What do you think of when reading the following quote? It was something posted on Facebook by an old family friend who we fondly called, “Uncle Sam.” That he’s not my real uncle, yet had a spiritual role in my life as one, is only a confirmation of what I personally thought of when I first saw the quote. (I’m still interested in what you see in it, as well)
Jesus said the same thing in so many words: that the Kingdom of God is not where you can have one foot in, and one foot out. His disciples had to literally leave their old lives and many relationships, (“villages”) in order to literally follow Him for the three intense years He ministered on earth. I assume some spouses came along. Some did not. Generally, it was close family members that had the biggest problem with the radical new thing Jesus was bringing about,¹ and they were the sorest source of resistance and “pull” from fully following Jesus.
When Peter felt the need to remind Jesus, “We have left everything to follow you,” Jesus had no argument. Only an encouragement. His encouragement was that you don’t leave the smallness of one’s “village,” to enter a place of emptiness. You come into a large Kingdom with an abundance of spiritual relationships.
Truly I tell you, anyone who has left homes or brothers or sisters or mother or father or children or lands for Me and the gospel, will not fail to receive a hundred times as much in this present age: homes, brothers, sisters, mothers, children and land—along with persecutions–and in the age to come eternal life. ~ Mark 10:28-30
Unlike a generic “brotherhood,” (an orphan substitute commonly offered in “church” life) the Kingdom contains true, and everlasting family that can only be discerned and enjoyed when there is a shift in one’s priorities away from the “village mindset” that keeps us fearful, limited, and walking in the concerns of the flesh all the time.
It’s not easy to live in the Kingdom now. Especially when in doing so, one may have to endure condemnation, misunderstanding, or grief from those you love, and even respect.
“Forgetting” What Lies Behind
In the Song of Songs, there was a beautiful woman who either left, or was taken from her village, who later became the bride of Solomon. To say she did not struggle a little may not be accurate. In fact, I can hear the voice of the aged David saying to this woman:
Listen, daughter, pay attention and consider: forget your people and your father’s house. Let the king be enthralled by your beauty, and honor him… Psalm 45:10-11
It’s a hard saying, but as the Bride of Christ, it’s just not possible to endlessly seek for the approval of others, and be fully engaged in Kingdom work. Am I now trying to win the approval of human beings, or of God? Or am I trying to please people?

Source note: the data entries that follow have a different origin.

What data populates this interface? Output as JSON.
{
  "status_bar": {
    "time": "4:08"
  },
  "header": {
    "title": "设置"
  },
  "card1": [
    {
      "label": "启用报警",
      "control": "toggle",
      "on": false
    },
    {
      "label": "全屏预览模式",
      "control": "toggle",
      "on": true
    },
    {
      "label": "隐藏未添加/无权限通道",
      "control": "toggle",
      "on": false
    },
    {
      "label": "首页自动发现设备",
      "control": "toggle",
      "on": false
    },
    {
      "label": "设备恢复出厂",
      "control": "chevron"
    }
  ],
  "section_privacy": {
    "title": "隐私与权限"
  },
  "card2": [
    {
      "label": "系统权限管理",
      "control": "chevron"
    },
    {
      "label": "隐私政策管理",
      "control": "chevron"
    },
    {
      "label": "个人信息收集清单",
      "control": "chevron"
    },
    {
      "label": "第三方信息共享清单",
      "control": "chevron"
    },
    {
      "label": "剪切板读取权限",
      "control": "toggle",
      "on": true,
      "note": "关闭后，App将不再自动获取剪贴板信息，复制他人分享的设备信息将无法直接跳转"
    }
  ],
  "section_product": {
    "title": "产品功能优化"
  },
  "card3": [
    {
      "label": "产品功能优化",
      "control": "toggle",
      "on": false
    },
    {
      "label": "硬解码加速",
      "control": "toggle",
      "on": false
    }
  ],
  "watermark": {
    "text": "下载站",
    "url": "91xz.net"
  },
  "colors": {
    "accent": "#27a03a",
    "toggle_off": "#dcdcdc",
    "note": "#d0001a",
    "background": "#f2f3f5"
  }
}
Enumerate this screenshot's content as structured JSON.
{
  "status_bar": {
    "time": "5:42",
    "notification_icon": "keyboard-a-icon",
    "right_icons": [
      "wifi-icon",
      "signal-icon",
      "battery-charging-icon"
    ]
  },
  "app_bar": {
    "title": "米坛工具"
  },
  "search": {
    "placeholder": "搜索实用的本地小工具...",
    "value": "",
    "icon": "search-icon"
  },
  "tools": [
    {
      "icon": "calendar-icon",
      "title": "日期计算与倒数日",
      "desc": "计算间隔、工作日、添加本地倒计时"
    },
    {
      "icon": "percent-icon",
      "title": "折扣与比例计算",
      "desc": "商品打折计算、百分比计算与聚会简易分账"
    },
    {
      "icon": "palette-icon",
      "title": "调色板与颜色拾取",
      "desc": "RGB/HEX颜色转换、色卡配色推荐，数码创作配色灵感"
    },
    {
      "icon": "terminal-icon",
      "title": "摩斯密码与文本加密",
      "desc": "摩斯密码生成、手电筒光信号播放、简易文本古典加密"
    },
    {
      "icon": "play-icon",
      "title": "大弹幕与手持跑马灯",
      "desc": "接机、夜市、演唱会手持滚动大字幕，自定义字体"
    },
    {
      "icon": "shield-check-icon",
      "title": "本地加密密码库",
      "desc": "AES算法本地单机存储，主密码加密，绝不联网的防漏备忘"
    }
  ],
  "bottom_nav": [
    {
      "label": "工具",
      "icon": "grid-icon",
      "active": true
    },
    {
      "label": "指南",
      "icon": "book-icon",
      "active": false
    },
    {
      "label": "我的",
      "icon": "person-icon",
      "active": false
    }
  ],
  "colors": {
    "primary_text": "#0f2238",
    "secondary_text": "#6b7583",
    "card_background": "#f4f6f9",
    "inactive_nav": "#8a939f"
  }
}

If I were still trying to please people, I would not be a servant of Christ. Gal. 1:10. This does not mean literally abandoning family, or being callous and unloving to those we are in relationship to – but it does mean being aware of one’s affections, and how they may be divided from Christ and His Kingdom.
His Bride… has dove’s eyes only for Him. It may be possible to do this, wherever we are, but the expectation of challenges and persecution should always be counted on.
¹ Matthew 10:35-37
For more reading, see: The Fellowship of Dove’s Eyes